By Joseph J. Bailey (@josephjbailey), University of Nottingham, UK.
“It is not hyperbole to state that we are witnessing a revolution in the human sciences … fuelled by a stunning advancement in capabilities to capture, store and process data, as well as communicate information and knowledge derived from these data” (Miller and Shaw, 2015; p. 180)
We have all been there, haven’t we? Powerlessly sitting in a vehicle amidst of a sea of pollutants. I am of course referring to the traffic jam. They are often the result of rapid urban expansion around city centres that were simply not designed with such volumes of traffic in mind. It is something that people the world over can relate to. Indeed, Statista (with TomTom data) recently released a graphic that identifies the world’s worst cities for gridlock (also see: IB Times, Forbes). Drivers on a thirty minute commute (with no traffic) in Istanbul, Mexico City, Moscow, Saint Petersburg, Bucharest, and Recife (Brazil) could expect to spend more than 100 hours a year in gridlock; that’s over 4 days a year just sitting in a car stationary in traffic!

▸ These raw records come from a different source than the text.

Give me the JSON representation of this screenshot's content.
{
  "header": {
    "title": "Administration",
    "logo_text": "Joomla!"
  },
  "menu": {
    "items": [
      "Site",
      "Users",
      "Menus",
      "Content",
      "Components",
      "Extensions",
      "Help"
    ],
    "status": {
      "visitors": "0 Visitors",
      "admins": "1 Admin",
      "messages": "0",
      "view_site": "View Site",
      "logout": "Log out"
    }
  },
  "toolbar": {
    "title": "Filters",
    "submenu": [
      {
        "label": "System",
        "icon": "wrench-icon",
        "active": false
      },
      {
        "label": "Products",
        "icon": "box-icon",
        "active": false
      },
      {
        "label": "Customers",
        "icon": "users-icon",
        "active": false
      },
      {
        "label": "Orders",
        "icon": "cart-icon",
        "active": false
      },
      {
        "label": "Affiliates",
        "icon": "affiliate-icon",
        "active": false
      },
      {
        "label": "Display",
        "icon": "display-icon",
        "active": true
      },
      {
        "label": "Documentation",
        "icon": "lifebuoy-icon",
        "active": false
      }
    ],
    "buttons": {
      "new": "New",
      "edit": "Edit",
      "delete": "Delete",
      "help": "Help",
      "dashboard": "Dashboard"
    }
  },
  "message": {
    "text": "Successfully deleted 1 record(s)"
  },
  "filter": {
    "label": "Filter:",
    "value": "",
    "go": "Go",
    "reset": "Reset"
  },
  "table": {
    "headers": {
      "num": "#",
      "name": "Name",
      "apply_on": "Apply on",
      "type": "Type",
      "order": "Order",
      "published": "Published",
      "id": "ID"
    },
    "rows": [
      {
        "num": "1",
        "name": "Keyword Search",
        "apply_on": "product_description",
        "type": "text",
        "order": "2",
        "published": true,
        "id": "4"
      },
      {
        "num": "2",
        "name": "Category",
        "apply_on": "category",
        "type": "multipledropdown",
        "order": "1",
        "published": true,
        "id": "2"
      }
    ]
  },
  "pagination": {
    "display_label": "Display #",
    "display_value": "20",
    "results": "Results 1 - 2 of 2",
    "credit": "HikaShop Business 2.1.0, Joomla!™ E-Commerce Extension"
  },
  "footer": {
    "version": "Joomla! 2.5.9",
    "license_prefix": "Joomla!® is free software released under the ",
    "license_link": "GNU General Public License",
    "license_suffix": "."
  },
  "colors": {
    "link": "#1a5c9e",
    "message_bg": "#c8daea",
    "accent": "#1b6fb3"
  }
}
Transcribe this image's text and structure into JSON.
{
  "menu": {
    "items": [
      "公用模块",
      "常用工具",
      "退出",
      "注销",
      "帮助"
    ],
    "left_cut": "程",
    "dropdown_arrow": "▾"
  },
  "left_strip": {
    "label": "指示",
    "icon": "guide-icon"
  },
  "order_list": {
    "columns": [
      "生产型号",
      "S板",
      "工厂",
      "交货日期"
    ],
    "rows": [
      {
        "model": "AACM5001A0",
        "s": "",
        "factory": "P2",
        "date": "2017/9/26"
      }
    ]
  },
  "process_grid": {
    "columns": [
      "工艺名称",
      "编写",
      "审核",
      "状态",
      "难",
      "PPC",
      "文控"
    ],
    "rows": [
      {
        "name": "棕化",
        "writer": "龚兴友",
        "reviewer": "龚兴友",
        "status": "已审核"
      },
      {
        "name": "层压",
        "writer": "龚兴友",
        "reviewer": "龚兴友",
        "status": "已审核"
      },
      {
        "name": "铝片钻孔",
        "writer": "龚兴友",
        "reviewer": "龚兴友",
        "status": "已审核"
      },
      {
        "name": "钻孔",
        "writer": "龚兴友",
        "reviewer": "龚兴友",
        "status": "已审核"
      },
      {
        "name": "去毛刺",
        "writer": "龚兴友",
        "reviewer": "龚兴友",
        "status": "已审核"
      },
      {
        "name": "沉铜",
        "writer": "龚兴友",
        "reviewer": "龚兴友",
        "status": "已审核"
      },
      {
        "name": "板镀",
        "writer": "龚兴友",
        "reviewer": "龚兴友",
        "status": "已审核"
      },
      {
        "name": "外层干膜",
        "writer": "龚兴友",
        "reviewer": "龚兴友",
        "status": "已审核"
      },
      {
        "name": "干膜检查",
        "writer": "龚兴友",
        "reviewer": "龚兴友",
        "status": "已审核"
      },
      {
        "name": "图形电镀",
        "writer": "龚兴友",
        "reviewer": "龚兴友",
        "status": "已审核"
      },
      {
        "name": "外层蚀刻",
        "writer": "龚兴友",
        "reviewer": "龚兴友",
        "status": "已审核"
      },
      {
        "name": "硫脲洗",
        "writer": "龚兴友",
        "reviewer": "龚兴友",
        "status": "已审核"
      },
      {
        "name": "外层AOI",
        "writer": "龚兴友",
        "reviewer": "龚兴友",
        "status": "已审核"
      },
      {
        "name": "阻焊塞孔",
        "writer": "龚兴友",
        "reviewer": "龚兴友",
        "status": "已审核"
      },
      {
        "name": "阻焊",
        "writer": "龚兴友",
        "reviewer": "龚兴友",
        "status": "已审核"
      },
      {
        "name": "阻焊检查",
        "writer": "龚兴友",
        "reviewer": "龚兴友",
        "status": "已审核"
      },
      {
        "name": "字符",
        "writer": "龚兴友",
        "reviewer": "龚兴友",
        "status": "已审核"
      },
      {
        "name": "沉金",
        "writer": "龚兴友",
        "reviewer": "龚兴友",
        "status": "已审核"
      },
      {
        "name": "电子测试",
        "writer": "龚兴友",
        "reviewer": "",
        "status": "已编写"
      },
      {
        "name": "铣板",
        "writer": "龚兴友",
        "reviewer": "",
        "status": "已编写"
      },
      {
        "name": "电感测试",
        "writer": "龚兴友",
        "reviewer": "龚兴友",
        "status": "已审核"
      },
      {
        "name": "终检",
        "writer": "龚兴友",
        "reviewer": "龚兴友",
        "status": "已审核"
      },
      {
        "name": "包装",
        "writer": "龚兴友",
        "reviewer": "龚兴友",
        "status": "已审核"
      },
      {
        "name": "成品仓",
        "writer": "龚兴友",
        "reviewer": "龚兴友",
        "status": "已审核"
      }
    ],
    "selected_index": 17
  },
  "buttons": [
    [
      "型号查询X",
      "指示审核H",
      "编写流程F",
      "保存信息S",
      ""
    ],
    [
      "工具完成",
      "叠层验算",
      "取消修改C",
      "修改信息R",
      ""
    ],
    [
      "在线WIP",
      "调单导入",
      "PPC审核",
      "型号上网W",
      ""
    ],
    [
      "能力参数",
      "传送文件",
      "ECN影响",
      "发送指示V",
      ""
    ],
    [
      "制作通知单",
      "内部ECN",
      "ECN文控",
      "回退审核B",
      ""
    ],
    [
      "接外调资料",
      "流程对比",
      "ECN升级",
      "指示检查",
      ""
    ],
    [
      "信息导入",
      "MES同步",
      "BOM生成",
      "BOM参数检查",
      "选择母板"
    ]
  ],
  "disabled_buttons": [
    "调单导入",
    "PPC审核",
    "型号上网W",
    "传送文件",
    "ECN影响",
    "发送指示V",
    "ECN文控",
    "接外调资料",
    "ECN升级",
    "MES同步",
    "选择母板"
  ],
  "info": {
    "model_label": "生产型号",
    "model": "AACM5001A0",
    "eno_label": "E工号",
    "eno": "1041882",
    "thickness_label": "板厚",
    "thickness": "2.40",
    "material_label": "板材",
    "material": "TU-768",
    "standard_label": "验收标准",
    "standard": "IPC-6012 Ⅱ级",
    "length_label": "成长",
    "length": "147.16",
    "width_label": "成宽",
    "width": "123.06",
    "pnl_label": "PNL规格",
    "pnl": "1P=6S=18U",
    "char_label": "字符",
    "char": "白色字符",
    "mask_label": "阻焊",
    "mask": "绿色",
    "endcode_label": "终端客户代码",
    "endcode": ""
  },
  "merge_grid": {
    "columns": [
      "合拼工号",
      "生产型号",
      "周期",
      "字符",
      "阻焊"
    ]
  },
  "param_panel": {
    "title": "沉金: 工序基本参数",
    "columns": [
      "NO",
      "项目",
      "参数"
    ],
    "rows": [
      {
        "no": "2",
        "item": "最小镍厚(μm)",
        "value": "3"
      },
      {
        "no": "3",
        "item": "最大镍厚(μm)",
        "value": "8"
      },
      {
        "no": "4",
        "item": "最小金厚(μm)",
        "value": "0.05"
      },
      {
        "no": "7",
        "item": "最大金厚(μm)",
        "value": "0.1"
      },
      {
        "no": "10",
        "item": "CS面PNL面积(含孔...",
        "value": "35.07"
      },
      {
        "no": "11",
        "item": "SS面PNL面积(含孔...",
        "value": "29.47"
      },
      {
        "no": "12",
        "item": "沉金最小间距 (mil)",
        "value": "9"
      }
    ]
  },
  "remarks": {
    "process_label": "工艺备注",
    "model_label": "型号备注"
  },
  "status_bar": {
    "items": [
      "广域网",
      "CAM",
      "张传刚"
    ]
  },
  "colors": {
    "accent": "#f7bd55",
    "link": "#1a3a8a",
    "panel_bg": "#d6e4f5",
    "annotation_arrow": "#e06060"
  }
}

The sheer volume of waste that traffic causes (fuel, money, time) has hugely negative effects on the environment, economy, and human wellbeing. Environmentally, of course, pollutants are also a significant problem, posing risks to both the natural world and human health.
‘GIS’, or ‘Geographic Information Systems’, is now ubiquitous in geographical research and beyond. It refers to an array of processing and analysis techniques that use spatial data and theory (see the QGIS introduction to GIS online). GIS can be used across an enormous range of research from natural disaster management and monitoring deforestation, to biodiversity science and geomorphology. This post considers GIS in transport planning.Miller and Shaw (2015), writing in Geography Compass, recently discussed GIS-T (GIS for Transportation), providing an update update on their previous work from 2001. The quote at the top of this post says a great deal in itself and, while people referring to data volumes and computing power is so common it is bordering on a cliché, it really is true and we need intelligent systems to make both sense and use of it. The heart of GIS-T projects is identified as a georeferenced transportation database, probably using a spatial network in which locations, nodes (e.g. junctions), distances, and directions can all be represented in a model. With this spatial network in place, mobile objects (e.g. people, vehicles, freight) can then be incorporated and modelled. Terrain (e.g. if somewhere is very steep) and human-imposed features (e.g. congestion zones, toll roads) can also be considered where they may affect traffic flow and peoples’ decisions.
We are now comfortably into the 21st century, and new technologies can help provide information for GIS-T models. Most notably, GPS technology is widely available in most vehicles and on most individual people (via a phone or tablet). Such mobile tech means that “it is now feasible to collect large amounts of data from a wide range of mobile sensors in real-time or near-real-time at high spatial and temporal granularity” (Miller and Shaw, 2015; p. 185). A better understanding of how people move should help with urban planning, in terms of both policy making and infrastructure design, by allowing scenarios of certain decisions (e.g. creation of a congestion zone where people have to pay to drive into the city centre) to be incorporated into the GIS-T models.
GIS is a fantastic geographical analysis and problem-solving tool that needs to be fully harnessed and applied to a range of problems (from traffic management to conservation planning) if we are to cope in our increasingly busy and complicated world. As we have seen here, GIS-T has enormous potential in urban planning, utilising quantities of fine-scale data that we have never had at our disposal before. Hopefully this will be able to make for more efficient and sustainable cities, towards improved environments, economies, and human wellbeing.
Miller, H. J. and Shaw, S. (2015). Geographic Information Systems for Transportation in the 21st Century. Geography Compass, 9 (4), 180 – 189.